▶ [YOUR OBJECTIVE] With the pictures removed, write out the data below exactly.

—————

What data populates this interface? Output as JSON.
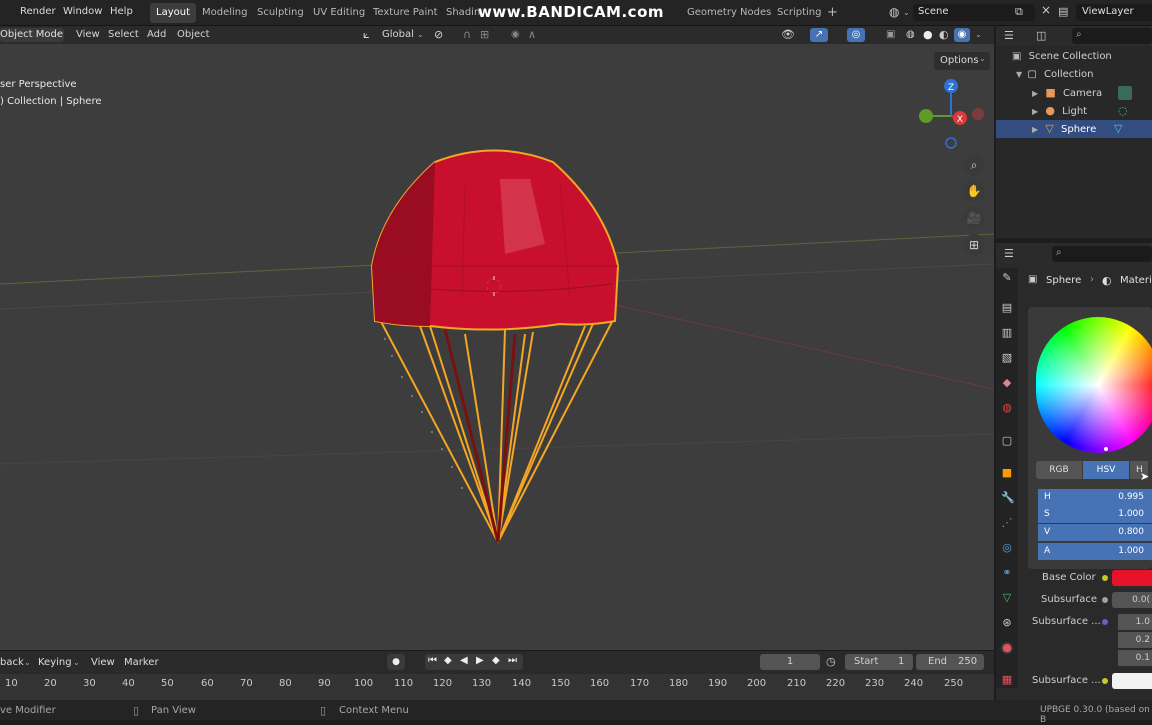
{
  "topbar": {
    "menus": [
      "Render",
      "Window",
      "Help"
    ],
    "workspaces": [
      "Layout",
      "Modeling",
      "Sculpting",
      "UV Editing",
      "Texture Paint",
      "Shadin",
      "Geometry Nodes",
      "Scripting"
    ],
    "active_workspace": "Layout",
    "add_tab": "+",
    "watermark": "www.BANDICAM.com",
    "scene_label": "Scene",
    "viewlayer_label": "ViewLayer"
  },
  "viewport_header": {
    "mode": "Object Mode",
    "menus": [
      "View",
      "Select",
      "Add",
      "Object"
    ],
    "transform": "Global",
    "options": "Options"
  },
  "viewport": {
    "perspective": "ser Perspective",
    "breadcrumb": ") Collection | Sphere",
    "gizmo_axes": [
      "Z",
      "X"
    ]
  },
  "outliner": {
    "scene_collection": "Scene Collection",
    "collection": "Collection",
    "items": [
      {
        "name": "Camera",
        "selected": false
      },
      {
        "name": "Light",
        "selected": false
      },
      {
        "name": "Sphere",
        "selected": true
      }
    ]
  },
  "properties": {
    "breadcrumb_object": "Sphere",
    "breadcrumb_material": "Materia",
    "color_modes": [
      "RGB",
      "HSV",
      "H"
    ],
    "active_color_mode": "HSV",
    "hsva": [
      {
        "label": "H",
        "value": "0.995"
      },
      {
        "label": "S",
        "value": "1.000"
      },
      {
        "label": "V",
        "value": "0.800"
      },
      {
        "label": "A",
        "value": "1.000"
      }
    ],
    "base_color_label": "Base Color",
    "base_color_hex": "#e8112a",
    "subsurface_label": "Subsurface",
    "subsurface_value": "0.0(",
    "subsurface_radius_label": "Subsurface ...",
    "subsurface_radius_values": [
      "1.0",
      "0.2",
      "0.1"
    ],
    "subsurface_color_label": "Subsurface ..."
  },
  "timeline": {
    "playback": "back",
    "keying": "Keying",
    "menus": [
      "View",
      "Marker"
    ],
    "current_frame": "1",
    "start_label": "Start",
    "start_value": "1",
    "end_label": "End",
    "end_value": "250",
    "ruler": [
      "10",
      "20",
      "30",
      "40",
      "50",
      "60",
      "70",
      "80",
      "90",
      "100",
      "110",
      "120",
      "130",
      "140",
      "150",
      "160",
      "170",
      "180",
      "190",
      "200",
      "210",
      "220",
      "230",
      "240",
      "250"
    ]
  },
  "status": {
    "left": "ve Modifier",
    "pan": "Pan View",
    "context": "Context Menu",
    "version": "UPBGE 0.30.0 (based on B"
  },
  "colors": {
    "accent": "#4772b3",
    "selection": "#f5a623",
    "material_red": "#c8102e"
  }
}
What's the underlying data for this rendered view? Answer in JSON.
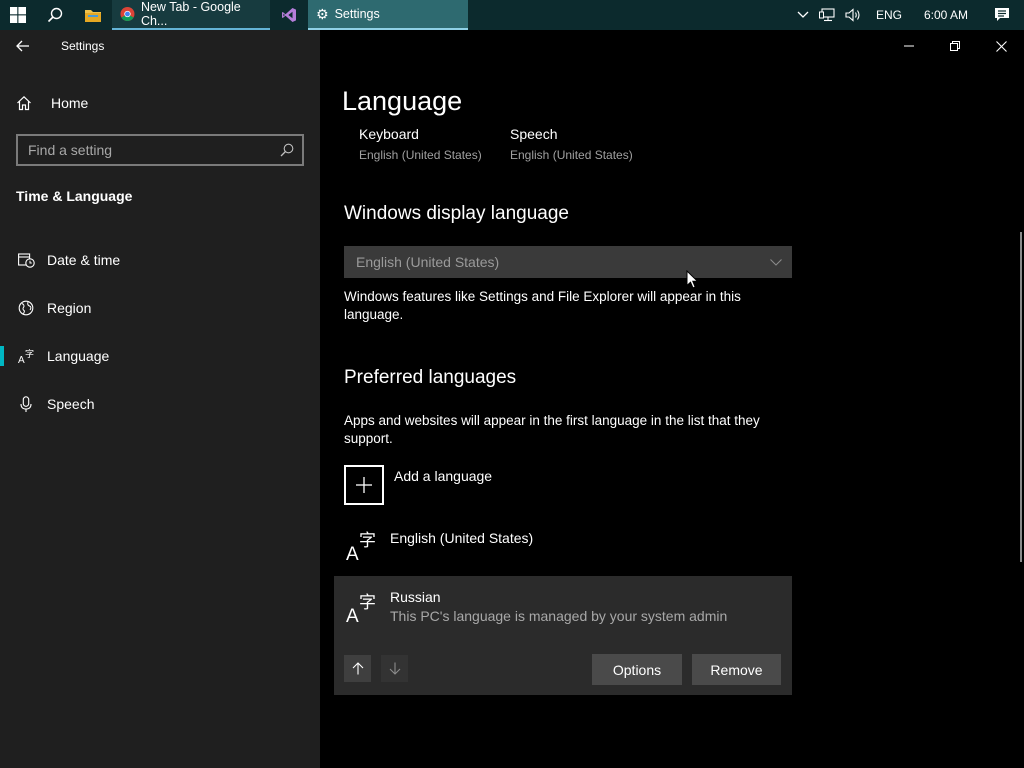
{
  "taskbar": {
    "chrome_label": "New Tab - Google Ch...",
    "settings_label": "Settings",
    "tray": {
      "language": "ENG",
      "time": "6:00 AM"
    }
  },
  "app": {
    "title": "Settings"
  },
  "nav": {
    "home_label": "Home",
    "section_title": "Time & Language",
    "items": [
      {
        "label": "Date & time",
        "icon": "calendar-clock-icon"
      },
      {
        "label": "Region",
        "icon": "globe-icon"
      },
      {
        "label": "Language",
        "icon": "language-icon",
        "active": true
      },
      {
        "label": "Speech",
        "icon": "microphone-icon"
      }
    ]
  },
  "search": {
    "placeholder": "Find a setting"
  },
  "page": {
    "title": "Language",
    "quick": {
      "keyboard": {
        "label": "Keyboard",
        "value": "English (United States)"
      },
      "speech": {
        "label": "Speech",
        "value": "English (United States)"
      }
    },
    "display_language": {
      "heading": "Windows display language",
      "selected": "English (United States)",
      "description": "Windows features like Settings and File Explorer will appear in this language."
    },
    "preferred": {
      "heading": "Preferred languages",
      "description": "Apps and websites will appear in the first language in the list that they support.",
      "add_label": "Add a language",
      "languages": [
        {
          "name": "English (United States)"
        },
        {
          "name": "Russian",
          "note": "This PC's language is managed by your system admin"
        }
      ],
      "options_label": "Options",
      "remove_label": "Remove"
    }
  },
  "colors": {
    "accent": "#00b7c3",
    "sidebar_bg": "#1f1f1f",
    "content_bg": "#000000",
    "taskbar_bg": "#0c2a2d"
  }
}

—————

▶ [EXERCISE SOLUTION]
What data populates this interface? Output as JSON.
{
  "topbar": {
    "menus": [
      "Render",
      "Window",
      "Help"
    ],
    "workspaces": [
      "Layout",
      "Modeling",
      "Sculpting",
      "UV Editing",
      "Texture Paint",
      "Shadin",
      "Geometry Nodes",
      "Scripting"
    ],
    "active_workspace": "Layout",
    "add_tab": "+",
    "watermark": "www.BANDICAM.com",
    "scene_label": "Scene",
    "viewlayer_label": "ViewLayer"
  },
  "viewport_header": {
    "mode": "Object Mode",
    "menus": [
      "View",
      "Select",
      "Add",
      "Object"
    ],
    "transform": "Global",
    "options": "Options"
  },
  "viewport": {
    "perspective": "ser Perspective",
    "breadcrumb": ") Collection | Sphere",
    "gizmo_axes": [
      "Z",
      "X"
    ]
  },
  "outliner": {
    "scene_collection": "Scene Collection",
    "collection": "Collection",
    "items": [
      {
        "name": "Camera",
        "selected": false
      },
      {
        "name": "Light",
        "selected": false
      },
      {
        "name": "Sphere",
        "selected": true
      }
    ]
  },
  "properties": {
    "breadcrumb_object": "Sphere",
    "breadcrumb_material": "Materia",
    "color_modes": [
      "RGB",
      "HSV",
      "H"
    ],
    "active_color_mode": "HSV",
    "hsva": [
      {
        "label": "H",
        "value": "0.995"
      },
      {
        "label": "S",
        "value": "1.000"
      },
      {
        "label": "V",
        "value": "0.800"
      },
      {
        "label": "A",
        "value": "1.000"
      }
    ],
    "base_color_label": "Base Color",
    "base_color_hex": "#e8112a",
    "subsurface_label": "Subsurface",
    "subsurface_value": "0.0(",
    "subsurface_radius_label": "Subsurface ...",
    "subsurface_radius_values": [
      "1.0",
      "0.2",
      "0.1"
    ],
    "subsurface_color_label": "Subsurface ..."
  },
  "timeline": {
    "playback": "back",
    "keying": "Keying",
    "menus": [
      "View",
      "Marker"
    ],
    "current_frame": "1",
    "start_label": "Start",
    "start_value": "1",
    "end_label": "End",
    "end_value": "250",
    "ruler": [
      "10",
      "20",
      "30",
      "40",
      "50",
      "60",
      "70",
      "80",
      "90",
      "100",
      "110",
      "120",
      "130",
      "140",
      "150",
      "160",
      "170",
      "180",
      "190",
      "200",
      "210",
      "220",
      "230",
      "240",
      "250"
    ]
  },
  "status": {
    "left": "ve Modifier",
    "pan": "Pan View",
    "context": "Context Menu",
    "version": "UPBGE 0.30.0 (based on B"
  },
  "colors": {
    "accent": "#4772b3",
    "selection": "#f5a623",
    "material_red": "#c8102e"
  }
}
What's the underlying data for this rendered view? Answer in JSON.
{
  "taskbar": {
    "chrome_label": "New Tab - Google Ch...",
    "settings_label": "Settings",
    "tray": {
      "language": "ENG",
      "time": "6:00 AM"
    }
  },
  "app": {
    "title": "Settings"
  },
  "nav": {
    "home_label": "Home",
    "section_title": "Time & Language",
    "items": [
      {
        "label": "Date & time",
        "icon": "calendar-clock-icon"
      },
      {
        "label": "Region",
        "icon": "globe-icon"
      },
      {
        "label": "Language",
        "icon": "language-icon",
        "active": true
      },
      {
        "label": "Speech",
        "icon": "microphone-icon"
      }
    ]
  },
  "search": {
    "placeholder": "Find a setting"
  },
  "page": {
    "title": "Language",
    "quick": {
      "keyboard": {
        "label": "Keyboard",
        "value": "English (United States)"
      },
      "speech": {
        "label": "Speech",
        "value": "English (United States)"
      }
    },
    "display_language": {
      "heading": "Windows display language",
      "selected": "English (United States)",
      "description": "Windows features like Settings and File Explorer will appear in this language."
    },
    "preferred": {
      "heading": "Preferred languages",
      "description": "Apps and websites will appear in the first language in the list that they support.",
      "add_label": "Add a language",
      "languages": [
        {
          "name": "English (United States)"
        },
        {
          "name": "Russian",
          "note": "This PC's language is managed by your system admin"
        }
      ],
      "options_label": "Options",
      "remove_label": "Remove"
    }
  },
  "colors": {
    "accent": "#00b7c3",
    "sidebar_bg": "#1f1f1f",
    "content_bg": "#000000",
    "taskbar_bg": "#0c2a2d"
  }
}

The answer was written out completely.